Marvin Dunn

Marvin Dunn

Thursday, February 9th, Solarium, Ponce Hall, 7 p.m.

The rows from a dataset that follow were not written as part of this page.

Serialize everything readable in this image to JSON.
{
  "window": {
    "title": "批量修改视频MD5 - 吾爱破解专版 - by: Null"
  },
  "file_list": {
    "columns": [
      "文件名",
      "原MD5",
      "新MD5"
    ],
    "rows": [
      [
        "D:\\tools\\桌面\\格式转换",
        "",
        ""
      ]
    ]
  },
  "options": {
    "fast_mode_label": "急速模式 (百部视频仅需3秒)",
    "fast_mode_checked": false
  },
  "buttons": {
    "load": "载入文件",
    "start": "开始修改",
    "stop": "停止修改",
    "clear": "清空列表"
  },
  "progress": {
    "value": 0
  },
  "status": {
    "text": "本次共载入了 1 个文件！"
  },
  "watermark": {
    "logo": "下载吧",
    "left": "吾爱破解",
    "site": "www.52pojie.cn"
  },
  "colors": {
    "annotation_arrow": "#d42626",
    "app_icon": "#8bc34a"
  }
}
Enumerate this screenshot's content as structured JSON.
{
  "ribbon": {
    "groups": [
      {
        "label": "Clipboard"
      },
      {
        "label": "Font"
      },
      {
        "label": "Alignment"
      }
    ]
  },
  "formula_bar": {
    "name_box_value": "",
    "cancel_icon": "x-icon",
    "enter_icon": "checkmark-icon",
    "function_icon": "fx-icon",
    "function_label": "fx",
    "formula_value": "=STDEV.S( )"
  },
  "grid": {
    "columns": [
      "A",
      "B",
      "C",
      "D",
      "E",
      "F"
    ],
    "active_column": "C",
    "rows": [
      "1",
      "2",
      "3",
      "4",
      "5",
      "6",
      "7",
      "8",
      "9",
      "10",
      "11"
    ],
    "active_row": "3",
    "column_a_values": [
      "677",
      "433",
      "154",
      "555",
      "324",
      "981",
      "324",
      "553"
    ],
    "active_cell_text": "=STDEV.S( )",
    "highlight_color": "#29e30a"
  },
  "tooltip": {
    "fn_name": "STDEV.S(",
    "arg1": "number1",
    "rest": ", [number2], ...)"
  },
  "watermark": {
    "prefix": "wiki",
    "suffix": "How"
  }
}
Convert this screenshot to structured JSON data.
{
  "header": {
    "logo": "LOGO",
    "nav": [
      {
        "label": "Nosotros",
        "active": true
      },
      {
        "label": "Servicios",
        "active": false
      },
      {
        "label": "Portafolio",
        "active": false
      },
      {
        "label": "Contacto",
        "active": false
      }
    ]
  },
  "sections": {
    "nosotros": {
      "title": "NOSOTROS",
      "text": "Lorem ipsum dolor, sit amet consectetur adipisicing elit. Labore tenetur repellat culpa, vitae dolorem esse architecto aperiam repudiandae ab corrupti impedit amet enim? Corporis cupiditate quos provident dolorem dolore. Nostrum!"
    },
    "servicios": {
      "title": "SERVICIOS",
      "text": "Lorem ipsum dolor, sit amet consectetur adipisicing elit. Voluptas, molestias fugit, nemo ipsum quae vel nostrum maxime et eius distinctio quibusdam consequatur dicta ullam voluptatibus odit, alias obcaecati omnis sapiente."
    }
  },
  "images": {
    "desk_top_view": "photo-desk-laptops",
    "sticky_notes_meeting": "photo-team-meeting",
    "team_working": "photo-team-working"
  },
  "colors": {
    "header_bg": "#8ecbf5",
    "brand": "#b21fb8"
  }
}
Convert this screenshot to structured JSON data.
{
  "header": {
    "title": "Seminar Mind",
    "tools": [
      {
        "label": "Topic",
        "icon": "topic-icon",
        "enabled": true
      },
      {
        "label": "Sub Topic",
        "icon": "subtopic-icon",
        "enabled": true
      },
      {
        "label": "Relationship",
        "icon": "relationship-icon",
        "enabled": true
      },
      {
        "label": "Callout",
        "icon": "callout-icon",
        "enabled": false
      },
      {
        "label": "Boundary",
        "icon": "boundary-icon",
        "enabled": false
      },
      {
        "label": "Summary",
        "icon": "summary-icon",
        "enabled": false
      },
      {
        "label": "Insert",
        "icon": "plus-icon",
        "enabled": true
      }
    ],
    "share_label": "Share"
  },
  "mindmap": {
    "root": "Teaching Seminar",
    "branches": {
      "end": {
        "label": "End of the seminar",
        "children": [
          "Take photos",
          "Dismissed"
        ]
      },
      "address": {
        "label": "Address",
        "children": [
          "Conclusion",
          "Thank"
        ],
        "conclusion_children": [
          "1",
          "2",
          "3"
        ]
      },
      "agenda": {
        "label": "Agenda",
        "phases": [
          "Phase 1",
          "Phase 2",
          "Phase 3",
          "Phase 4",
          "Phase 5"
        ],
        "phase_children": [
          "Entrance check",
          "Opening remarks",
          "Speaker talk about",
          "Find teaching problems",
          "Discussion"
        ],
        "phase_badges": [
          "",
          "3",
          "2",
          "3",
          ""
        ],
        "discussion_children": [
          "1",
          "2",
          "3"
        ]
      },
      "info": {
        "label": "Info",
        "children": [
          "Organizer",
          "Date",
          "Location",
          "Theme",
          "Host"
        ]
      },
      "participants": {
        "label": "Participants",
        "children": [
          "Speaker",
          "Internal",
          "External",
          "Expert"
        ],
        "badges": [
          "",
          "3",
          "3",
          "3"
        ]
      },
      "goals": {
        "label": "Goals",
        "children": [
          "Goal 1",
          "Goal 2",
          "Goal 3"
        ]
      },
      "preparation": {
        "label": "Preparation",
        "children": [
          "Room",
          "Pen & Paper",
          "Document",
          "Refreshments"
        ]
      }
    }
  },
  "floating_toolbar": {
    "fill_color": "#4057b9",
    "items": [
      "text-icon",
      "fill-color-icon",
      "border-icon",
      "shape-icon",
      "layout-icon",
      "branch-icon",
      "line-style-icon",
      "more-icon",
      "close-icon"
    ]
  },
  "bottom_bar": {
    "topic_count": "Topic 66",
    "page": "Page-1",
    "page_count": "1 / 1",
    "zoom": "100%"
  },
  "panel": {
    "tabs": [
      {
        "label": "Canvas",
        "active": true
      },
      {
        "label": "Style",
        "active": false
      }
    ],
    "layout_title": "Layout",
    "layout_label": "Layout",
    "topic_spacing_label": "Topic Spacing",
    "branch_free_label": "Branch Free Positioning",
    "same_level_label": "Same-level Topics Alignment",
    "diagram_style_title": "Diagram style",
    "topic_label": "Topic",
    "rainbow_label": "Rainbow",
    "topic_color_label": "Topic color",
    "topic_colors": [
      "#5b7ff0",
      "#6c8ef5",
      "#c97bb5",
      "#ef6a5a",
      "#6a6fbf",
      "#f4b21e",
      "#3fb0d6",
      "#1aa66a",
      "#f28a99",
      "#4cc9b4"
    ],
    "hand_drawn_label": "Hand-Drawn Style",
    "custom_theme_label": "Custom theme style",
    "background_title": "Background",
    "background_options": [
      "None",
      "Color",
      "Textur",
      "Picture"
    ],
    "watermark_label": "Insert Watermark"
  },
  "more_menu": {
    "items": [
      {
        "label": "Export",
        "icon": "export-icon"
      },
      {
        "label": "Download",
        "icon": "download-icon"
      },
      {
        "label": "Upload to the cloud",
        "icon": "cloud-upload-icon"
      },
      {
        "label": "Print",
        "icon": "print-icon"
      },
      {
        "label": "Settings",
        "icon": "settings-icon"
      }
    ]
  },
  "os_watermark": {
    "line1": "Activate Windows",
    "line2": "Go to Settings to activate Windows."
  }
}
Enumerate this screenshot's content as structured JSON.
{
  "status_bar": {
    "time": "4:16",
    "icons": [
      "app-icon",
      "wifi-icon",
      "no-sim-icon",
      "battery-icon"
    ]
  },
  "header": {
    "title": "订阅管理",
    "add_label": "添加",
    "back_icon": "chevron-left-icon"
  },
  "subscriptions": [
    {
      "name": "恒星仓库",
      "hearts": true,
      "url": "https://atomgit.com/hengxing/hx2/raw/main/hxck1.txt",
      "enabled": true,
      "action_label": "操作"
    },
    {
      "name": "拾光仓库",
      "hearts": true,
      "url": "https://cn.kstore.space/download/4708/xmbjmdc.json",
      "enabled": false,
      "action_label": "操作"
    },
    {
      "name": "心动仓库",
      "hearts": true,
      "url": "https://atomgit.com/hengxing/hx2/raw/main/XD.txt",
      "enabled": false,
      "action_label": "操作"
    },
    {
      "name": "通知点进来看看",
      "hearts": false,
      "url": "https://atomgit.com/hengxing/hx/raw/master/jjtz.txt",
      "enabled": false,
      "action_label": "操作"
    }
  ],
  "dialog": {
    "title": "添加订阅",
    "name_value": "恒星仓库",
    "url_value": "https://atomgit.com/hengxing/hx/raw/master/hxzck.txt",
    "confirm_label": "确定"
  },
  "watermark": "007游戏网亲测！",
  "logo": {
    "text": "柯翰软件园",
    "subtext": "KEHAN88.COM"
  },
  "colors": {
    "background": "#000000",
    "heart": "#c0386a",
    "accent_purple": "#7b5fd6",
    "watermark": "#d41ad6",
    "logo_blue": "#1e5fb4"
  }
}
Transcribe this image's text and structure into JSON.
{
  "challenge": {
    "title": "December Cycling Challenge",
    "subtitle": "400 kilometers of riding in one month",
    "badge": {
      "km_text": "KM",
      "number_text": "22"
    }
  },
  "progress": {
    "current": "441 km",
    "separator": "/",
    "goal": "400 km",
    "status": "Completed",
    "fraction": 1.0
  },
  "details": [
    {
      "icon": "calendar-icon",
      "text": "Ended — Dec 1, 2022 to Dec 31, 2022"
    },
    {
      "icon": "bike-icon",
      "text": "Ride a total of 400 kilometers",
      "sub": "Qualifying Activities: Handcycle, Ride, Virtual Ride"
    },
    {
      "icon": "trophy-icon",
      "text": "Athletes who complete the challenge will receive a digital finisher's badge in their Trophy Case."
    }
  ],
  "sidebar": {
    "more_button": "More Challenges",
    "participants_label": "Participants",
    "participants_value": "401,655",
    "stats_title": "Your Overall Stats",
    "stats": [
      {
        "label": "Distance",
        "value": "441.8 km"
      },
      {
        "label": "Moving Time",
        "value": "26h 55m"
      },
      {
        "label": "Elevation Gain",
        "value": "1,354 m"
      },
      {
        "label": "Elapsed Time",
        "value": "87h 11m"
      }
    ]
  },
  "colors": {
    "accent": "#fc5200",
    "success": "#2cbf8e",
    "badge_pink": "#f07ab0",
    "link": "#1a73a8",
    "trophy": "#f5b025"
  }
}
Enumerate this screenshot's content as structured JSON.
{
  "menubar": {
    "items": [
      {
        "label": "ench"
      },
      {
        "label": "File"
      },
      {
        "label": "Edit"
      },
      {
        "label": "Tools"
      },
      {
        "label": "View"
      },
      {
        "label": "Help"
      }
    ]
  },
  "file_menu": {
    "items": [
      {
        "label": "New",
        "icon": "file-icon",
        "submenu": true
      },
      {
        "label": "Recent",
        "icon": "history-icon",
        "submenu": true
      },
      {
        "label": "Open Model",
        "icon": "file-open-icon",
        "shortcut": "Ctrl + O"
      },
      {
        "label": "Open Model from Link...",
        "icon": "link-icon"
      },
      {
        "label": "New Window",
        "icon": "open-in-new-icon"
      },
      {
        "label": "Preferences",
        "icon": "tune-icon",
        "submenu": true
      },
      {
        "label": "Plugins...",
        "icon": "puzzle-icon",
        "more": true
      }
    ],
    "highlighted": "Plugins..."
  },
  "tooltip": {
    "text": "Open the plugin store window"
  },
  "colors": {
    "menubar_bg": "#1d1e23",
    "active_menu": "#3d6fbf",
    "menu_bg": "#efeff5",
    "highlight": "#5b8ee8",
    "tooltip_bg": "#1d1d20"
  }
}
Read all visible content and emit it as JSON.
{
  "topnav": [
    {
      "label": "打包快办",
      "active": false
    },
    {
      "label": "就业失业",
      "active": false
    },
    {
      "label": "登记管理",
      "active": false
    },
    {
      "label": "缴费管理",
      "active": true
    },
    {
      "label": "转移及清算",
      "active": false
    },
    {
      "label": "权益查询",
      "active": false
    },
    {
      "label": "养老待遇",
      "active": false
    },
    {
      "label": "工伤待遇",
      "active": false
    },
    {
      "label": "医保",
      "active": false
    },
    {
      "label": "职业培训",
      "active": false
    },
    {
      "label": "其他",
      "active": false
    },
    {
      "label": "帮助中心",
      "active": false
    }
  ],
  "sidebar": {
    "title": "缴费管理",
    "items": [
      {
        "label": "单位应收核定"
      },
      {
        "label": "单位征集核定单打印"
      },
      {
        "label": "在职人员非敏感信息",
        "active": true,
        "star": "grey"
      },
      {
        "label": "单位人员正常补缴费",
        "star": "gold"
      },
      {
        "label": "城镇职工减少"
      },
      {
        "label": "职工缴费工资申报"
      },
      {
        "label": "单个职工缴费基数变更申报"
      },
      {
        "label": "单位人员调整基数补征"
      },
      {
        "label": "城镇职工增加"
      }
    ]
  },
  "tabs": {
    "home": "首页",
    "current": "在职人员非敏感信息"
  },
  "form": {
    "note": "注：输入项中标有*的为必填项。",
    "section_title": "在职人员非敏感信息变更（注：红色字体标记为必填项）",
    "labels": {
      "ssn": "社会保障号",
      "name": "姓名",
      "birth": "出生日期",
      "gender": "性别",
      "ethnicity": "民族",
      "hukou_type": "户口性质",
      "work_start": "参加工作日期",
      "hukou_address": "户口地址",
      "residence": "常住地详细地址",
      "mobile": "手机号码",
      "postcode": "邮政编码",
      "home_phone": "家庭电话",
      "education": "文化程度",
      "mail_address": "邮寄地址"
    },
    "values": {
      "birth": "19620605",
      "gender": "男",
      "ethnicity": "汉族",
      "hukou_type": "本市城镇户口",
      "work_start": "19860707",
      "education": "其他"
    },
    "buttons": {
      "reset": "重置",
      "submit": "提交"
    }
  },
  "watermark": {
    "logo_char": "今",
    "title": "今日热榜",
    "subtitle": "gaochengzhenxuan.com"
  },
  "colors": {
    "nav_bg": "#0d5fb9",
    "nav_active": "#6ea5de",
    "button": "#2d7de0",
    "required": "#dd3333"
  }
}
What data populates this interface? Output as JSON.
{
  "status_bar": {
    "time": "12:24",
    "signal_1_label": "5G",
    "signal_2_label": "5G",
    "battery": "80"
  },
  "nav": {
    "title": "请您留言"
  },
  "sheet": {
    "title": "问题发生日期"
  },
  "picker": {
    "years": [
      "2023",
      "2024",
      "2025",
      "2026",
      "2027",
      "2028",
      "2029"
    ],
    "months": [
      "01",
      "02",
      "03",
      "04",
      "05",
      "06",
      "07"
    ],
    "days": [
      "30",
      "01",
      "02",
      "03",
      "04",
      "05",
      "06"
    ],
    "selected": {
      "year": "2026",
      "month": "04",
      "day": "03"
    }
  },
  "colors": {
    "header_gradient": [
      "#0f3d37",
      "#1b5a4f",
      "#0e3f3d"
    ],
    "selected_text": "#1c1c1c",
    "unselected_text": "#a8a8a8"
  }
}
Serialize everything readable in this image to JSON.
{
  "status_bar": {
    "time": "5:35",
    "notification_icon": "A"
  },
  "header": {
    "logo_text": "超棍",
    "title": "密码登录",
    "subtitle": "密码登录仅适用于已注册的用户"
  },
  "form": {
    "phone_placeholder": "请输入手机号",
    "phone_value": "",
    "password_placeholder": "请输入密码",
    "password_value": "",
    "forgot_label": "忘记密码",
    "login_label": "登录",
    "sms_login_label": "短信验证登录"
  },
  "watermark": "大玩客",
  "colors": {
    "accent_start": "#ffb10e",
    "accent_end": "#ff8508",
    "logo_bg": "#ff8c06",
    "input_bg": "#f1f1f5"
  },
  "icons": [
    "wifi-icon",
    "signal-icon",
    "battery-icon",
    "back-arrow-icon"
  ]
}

 Dr. Marvin Dunn will discuss his new book, A History of Florida: Through Black Eyes.  Dr. Dunn taught in the Department of Psychology at Florida International University for thirty-four years, retiring as chairman of the department in 2006. He earned his Ph. D in psychology from the University of Tennessee at Knoxville. His books include The Miami Riot of 1980: Crossing the Bounds, co-authored with Bruce Porter, Black Miami in the Twentieth Century (1997) and “The Beast in Florida: A History of Anti-Black Violence (2012). He has directed three documentary films, Black Seminoles in the Bahamas: The Red Bays Story, Murder on the Suwannee River: The Willie James Howard Story and Rosewood Uncovered.  His latest book, A History of Florida: Through Black Eyes, was published in 2016.